There is considerable interest amongst manual therapists in the concept of fascia as a communication medium in the body.[10] It has been known for many years that piezoelectric effects initiated by stressing collagen fibres have a strong healing effect on tissues.[11]

There is no doubt that something of this kind is occurring during a Bowen treatment as the impulses created by stressing collagen fibres in the challenge and roll of a Bowen move can be felt clearly with sensitive palpation.  These impulses seem to have the effect on the tissues of freeing areas of fascia that are ‘stuck’, or what Deane Juhan[12] refers to as thixotrophic. Scar tissue that is raised and red responds to Bowen moves by becoming visibly less fibrotic and less inflamed quite quickly. This means that there is some profound physiological change in the tissues, specifically in the ratio of type I and type III collagen. This is significant as this ratio is a crucial element in the make-up of fascia in terms of laxity.

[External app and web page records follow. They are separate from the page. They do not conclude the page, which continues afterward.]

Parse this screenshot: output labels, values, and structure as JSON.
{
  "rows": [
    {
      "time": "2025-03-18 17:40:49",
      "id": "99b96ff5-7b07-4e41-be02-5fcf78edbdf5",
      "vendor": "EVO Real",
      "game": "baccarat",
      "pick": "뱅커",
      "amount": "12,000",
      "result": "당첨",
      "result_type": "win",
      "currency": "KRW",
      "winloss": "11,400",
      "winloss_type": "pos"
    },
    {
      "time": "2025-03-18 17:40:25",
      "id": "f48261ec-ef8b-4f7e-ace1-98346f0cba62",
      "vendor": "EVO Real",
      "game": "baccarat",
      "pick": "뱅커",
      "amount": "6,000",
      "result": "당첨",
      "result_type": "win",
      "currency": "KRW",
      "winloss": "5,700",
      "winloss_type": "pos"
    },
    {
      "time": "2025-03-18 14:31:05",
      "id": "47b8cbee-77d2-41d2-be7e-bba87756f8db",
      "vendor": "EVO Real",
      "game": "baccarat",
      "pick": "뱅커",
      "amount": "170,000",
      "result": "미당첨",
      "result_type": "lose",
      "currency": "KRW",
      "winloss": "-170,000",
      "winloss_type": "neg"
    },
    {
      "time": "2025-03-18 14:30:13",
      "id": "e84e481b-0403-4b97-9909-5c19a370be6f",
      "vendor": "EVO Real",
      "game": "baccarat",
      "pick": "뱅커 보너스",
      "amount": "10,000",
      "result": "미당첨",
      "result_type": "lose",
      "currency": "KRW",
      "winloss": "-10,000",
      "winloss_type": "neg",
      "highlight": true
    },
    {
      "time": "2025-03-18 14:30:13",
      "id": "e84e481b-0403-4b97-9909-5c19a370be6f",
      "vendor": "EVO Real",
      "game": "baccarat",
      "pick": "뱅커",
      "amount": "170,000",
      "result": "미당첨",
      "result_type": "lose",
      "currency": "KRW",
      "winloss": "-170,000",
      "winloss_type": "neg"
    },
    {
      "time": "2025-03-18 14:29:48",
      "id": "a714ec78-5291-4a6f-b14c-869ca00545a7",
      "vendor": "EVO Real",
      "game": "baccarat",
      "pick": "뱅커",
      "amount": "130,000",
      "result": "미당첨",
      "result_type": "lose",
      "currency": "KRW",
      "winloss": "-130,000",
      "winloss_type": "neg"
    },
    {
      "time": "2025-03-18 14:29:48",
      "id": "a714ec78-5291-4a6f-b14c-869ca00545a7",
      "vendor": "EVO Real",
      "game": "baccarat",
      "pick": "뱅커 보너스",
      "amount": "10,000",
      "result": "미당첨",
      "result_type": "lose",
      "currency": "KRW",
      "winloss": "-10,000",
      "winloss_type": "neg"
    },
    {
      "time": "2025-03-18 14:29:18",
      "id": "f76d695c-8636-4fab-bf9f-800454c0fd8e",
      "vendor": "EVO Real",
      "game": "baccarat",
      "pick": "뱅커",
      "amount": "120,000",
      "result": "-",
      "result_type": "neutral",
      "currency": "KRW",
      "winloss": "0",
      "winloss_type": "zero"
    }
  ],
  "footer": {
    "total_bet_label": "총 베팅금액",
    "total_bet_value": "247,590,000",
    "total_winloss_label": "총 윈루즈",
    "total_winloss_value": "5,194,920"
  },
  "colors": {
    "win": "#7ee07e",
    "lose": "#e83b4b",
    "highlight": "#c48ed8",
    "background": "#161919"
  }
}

The exquisite images in the DVD’s produced by Dr J-C Guimberteau[13] show clearly why techniques that encourage more fluidity in the fascia, such as Bowen, would have a profound effect on vascular and nerve supply by freeing up the connective tissues that surround capillaries, veins, arteries and nerves. The effectiveness of the Bowen Technique in its treatment of a wide range of conditions is borne out by clinical experience, and although more research needs to be done in this area it is clear that there are well-researched mechanisms by which the Bowen Technique can assist in terms of fascial fitness, reducing stress levels, increasing vascular supply and improving mobility and posture.[14]

References :

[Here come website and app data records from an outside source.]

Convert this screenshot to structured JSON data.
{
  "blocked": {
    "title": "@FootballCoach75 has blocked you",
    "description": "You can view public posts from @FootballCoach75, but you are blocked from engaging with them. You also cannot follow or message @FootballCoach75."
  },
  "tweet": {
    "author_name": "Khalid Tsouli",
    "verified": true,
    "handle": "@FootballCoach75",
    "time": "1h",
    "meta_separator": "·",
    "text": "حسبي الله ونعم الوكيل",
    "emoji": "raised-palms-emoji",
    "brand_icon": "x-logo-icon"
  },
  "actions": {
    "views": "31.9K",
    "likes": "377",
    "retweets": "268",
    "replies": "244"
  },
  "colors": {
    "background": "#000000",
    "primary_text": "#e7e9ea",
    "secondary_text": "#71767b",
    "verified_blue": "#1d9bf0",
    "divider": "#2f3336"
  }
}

1. Kram, R., Dawson, T.J. Energetics and Biomechanics of locomotion of Red Kangaroos, Comp. Biochem. Physiol.B 1998

2. Schleip, R., Fascia as a Sensory Organ, World Massage Conference Webinar, Nov 2009

3. Wilks, J., The Bowen Technique, the inside story CYMA Ltd 2007

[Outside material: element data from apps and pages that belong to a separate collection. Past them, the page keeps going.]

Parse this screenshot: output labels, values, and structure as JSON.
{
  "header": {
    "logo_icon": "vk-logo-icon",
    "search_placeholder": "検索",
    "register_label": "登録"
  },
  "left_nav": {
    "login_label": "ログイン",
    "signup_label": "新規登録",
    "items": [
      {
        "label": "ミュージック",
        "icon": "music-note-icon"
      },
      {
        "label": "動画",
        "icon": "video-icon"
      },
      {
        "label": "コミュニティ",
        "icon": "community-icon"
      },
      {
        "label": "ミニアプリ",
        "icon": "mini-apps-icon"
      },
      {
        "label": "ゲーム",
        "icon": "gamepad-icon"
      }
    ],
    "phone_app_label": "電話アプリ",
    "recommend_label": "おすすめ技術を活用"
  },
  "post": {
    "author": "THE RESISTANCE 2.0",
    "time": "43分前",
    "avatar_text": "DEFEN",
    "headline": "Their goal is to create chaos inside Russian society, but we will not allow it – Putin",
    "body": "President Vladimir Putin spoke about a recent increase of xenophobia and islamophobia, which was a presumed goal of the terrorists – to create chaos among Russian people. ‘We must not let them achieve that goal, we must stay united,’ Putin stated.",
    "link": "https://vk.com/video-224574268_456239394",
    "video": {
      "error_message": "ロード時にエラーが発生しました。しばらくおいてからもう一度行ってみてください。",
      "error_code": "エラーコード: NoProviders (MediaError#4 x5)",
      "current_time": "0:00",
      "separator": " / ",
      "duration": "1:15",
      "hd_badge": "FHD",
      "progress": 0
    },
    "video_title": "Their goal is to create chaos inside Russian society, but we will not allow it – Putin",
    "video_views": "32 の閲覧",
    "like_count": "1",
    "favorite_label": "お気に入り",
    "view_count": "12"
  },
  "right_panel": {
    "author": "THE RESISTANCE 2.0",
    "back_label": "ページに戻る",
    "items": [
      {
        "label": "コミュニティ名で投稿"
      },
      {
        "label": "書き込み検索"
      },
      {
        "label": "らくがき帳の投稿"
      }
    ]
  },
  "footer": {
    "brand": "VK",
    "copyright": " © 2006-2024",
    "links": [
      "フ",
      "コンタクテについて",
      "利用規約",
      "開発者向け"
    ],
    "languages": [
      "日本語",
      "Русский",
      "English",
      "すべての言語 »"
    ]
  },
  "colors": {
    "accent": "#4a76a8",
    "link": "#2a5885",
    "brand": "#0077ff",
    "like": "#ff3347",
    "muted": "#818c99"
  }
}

4. Schleip, R Fascial plasticity – a new neurobiological explanation. Journal of Bodywork and Movement Therapies, 2003, 7(1):11-19 and 7(2):104-116

5. Gellhorn, E., Principles of Autonomic-Somatic Integrations, University of Minnesota Press 1967

6. Dietz, V., Regulation of Bipedal Stance Experimental Brain Research 1992 Vol 89 (1) pp 229 – 231

7. Schleip, R. & Klingler, W., Fascial Strain Hardening Correlates with Matrix Hydration Changes Fascia Research, 2007 Elsevier p 51

8. Tomasek, J et al. Myofibroblasts and Mechano-regulation of Connective Tissue Remodelling Nature Reviews 3 (May 2002) pp349 – 363

9. Levin, S & Martin, D-C, Biotensegrity. The Mechanics of Fascia. The Tensional Network of the Human Body Churchill Livingstone, Elsevier 2012 (pp 137 – 142)

10. Oschmann, J Fascia as a body-wide communication system The Tensional Network of the Human Body Churchill Livingstone, Elsevier 2012 (pp 103 – 109)

11. Becker, R., The Body Electric Harper 1985

12. Juhan, D, Job’s Body – a Handbook for Bodywork Station Hill Press, NY 2002

13. Guimberteau, J-C., Muscle Attitudes DVD, EndoVivo productions 2010

14. Wilks, J., Understanding the Bowen Technique, First Stone Publishing 2004